Material to process »

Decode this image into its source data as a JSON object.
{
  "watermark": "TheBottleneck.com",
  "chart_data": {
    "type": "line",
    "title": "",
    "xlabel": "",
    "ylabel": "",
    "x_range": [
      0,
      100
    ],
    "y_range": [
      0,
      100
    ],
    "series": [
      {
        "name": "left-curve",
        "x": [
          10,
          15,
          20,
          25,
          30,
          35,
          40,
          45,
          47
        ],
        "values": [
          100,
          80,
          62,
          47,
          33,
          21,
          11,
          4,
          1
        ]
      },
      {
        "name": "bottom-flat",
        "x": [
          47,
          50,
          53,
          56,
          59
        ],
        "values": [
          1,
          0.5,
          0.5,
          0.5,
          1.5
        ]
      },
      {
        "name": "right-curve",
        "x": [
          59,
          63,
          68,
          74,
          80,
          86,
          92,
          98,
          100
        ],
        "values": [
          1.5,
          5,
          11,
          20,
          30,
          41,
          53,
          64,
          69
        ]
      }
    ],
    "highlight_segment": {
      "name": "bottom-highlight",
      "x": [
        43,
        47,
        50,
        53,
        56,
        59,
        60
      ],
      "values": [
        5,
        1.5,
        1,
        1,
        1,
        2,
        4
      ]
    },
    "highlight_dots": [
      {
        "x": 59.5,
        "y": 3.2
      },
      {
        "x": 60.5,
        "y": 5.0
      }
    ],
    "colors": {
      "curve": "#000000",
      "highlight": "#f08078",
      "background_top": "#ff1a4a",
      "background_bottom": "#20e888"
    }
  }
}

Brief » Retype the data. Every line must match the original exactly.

Response below »
Decode this image into its source data as a JSON object.
{
  "watermark": "TheBottleneck.com",
  "chart_data": {
    "type": "line",
    "title": "",
    "xlabel": "",
    "ylabel": "",
    "x_range": [
      0,
      100
    ],
    "y_range": [
      0,
      100
    ],
    "series": [
      {
        "name": "left-curve",
        "x": [
          10,
          15,
          20,
          25,
          30,
          35,
          40,
          45,
          47
        ],
        "values": [
          100,
          80,
          62,
          47,
          33,
          21,
          11,
          4,
          1
        ]
      },
      {
        "name": "bottom-flat",
        "x": [
          47,
          50,
          53,
          56,
          59
        ],
        "values": [
          1,
          0.5,
          0.5,
          0.5,
          1.5
        ]
      },
      {
        "name": "right-curve",
        "x": [
          59,
          63,
          68,
          74,
          80,
          86,
          92,
          98,
          100
        ],
        "values": [
          1.5,
          5,
          11,
          20,
          30,
          41,
          53,
          64,
          69
        ]
      }
    ],
    "highlight_segment": {
      "name": "bottom-highlight",
      "x": [
        43,
        47,
        50,
        53,
        56,
        59,
        60
      ],
      "values": [
        5,
        1.5,
        1,
        1,
        1,
        2,
        4
      ]
    },
    "highlight_dots": [
      {
        "x": 59.5,
        "y": 3.2
      },
      {
        "x": 60.5,
        "y": 5.0
      }
    ],
    "colors": {
      "curve": "#000000",
      "highlight": "#f08078",
      "background_top": "#ff1a4a",
      "background_bottom": "#20e888"
    }
  }
}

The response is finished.